[[ Provided records, beginning ]]

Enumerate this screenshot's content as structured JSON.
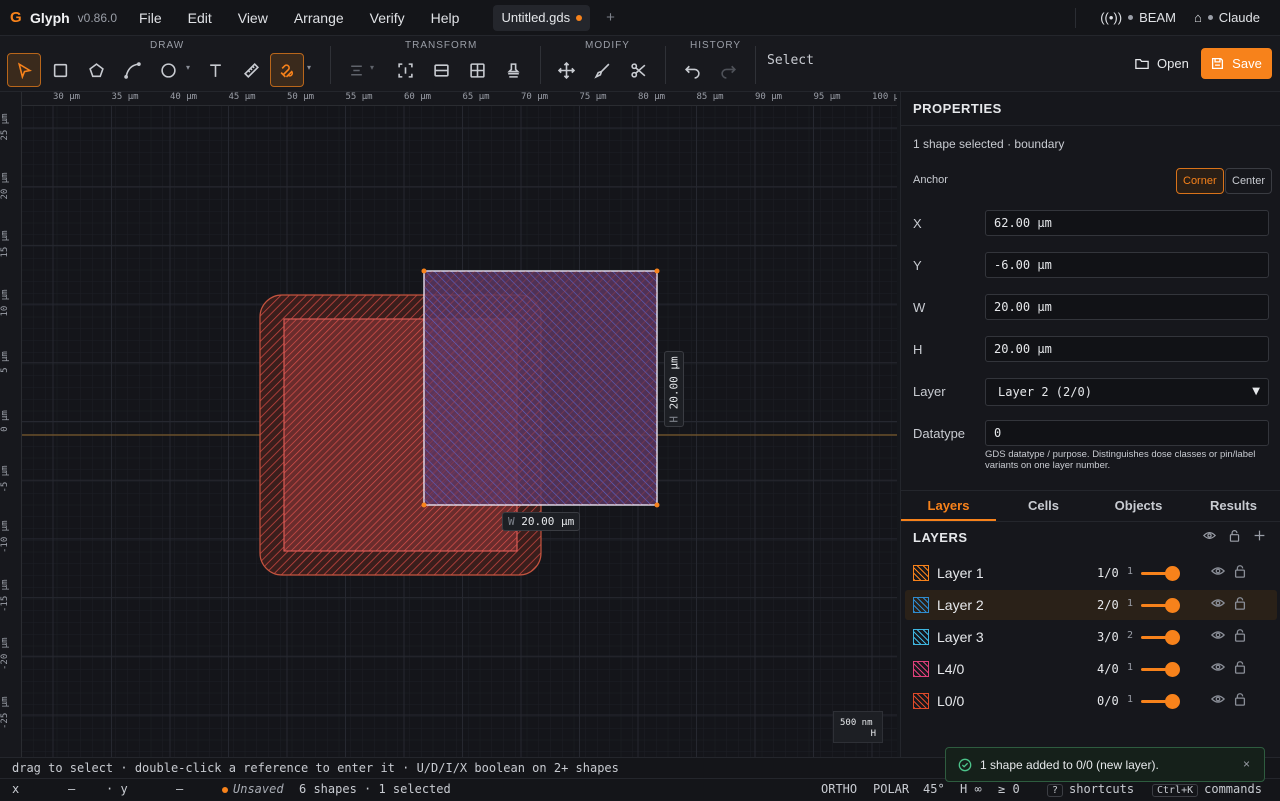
{
  "app": {
    "name": "Glyph",
    "version": "v0.86.0"
  },
  "menu": [
    "File",
    "Edit",
    "View",
    "Arrange",
    "Verify",
    "Help"
  ],
  "tab": {
    "title": "Untitled.gds",
    "add": "+"
  },
  "connections": {
    "beam": "BEAM",
    "claude": "Claude"
  },
  "toolbar": {
    "groups": {
      "draw": "DRAW",
      "transform": "TRANSFORM",
      "modify": "MODIFY",
      "history": "HISTORY"
    },
    "mode": "Select",
    "open": "Open",
    "save": "Save"
  },
  "rulers": {
    "x": [
      "30 µm",
      "35 µm",
      "40 µm",
      "45 µm",
      "50 µm",
      "55 µm",
      "60 µm",
      "65 µm",
      "70 µm",
      "75 µm",
      "80 µm",
      "85 µm",
      "90 µm",
      "95 µm",
      "100 µ"
    ],
    "y": [
      "25 µm",
      "20 µm",
      "15 µm",
      "10 µm",
      "5 µm",
      "0 µm",
      "-5 µm",
      "-10 µm",
      "-15 µm",
      "-20 µm",
      "-25 µm"
    ]
  },
  "canvas": {
    "width_label_prefix": "W",
    "width_label": "20.00 µm",
    "height_label_prefix": "H",
    "height_label": "20.00 µm",
    "scale": "500 nm",
    "scale_sub": "H"
  },
  "hint": "drag to select · double-click a reference to enter it · U/D/I/X boolean on 2+ shapes",
  "status": {
    "x_label": "x",
    "x_value": "—",
    "y_label": "· y",
    "y_value": "—",
    "unsaved": "Unsaved",
    "shapes": "6 shapes · 1 selected",
    "ortho": "ORTHO",
    "polar": "POLAR",
    "angle": "45°",
    "h": "H ∞",
    "ge": "≥ 0",
    "shortcuts_key": "?",
    "shortcuts": "shortcuts",
    "commands_key": "Ctrl+K",
    "commands": "commands"
  },
  "properties": {
    "title": "PROPERTIES",
    "selection": "1 shape selected · boundary",
    "anchor_label": "Anchor",
    "anchor_corner": "Corner",
    "anchor_center": "Center",
    "x_label": "X",
    "x": "62.00 µm",
    "y_label": "Y",
    "y": "-6.00 µm",
    "w_label": "W",
    "w": "20.00 µm",
    "h_label": "H",
    "h": "20.00 µm",
    "layer_label": "Layer",
    "layer": "Layer 2 (2/0)",
    "datatype_label": "Datatype",
    "datatype": "0",
    "datatype_help": "GDS datatype / purpose. Distinguishes dose classes or pin/label variants on one layer number."
  },
  "panel_tabs": [
    "Layers",
    "Cells",
    "Objects",
    "Results"
  ],
  "layers": {
    "title": "LAYERS",
    "items": [
      {
        "name": "Layer 1",
        "num": "1/0",
        "count": "1",
        "color": "#f7821b"
      },
      {
        "name": "Layer 2",
        "num": "2/0",
        "count": "1",
        "color": "#2f8ccf"
      },
      {
        "name": "Layer 3",
        "num": "3/0",
        "count": "2",
        "color": "#3fb6e0"
      },
      {
        "name": "L4/0",
        "num": "4/0",
        "count": "1",
        "color": "#e0407a"
      },
      {
        "name": "L0/0",
        "num": "0/0",
        "count": "1",
        "color": "#e04a2a"
      }
    ]
  },
  "toast": {
    "text": "1 shape added to 0/0 (new layer).",
    "close": "×"
  }
}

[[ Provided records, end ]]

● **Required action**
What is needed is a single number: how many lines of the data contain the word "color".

● **Reply to the exercise**
5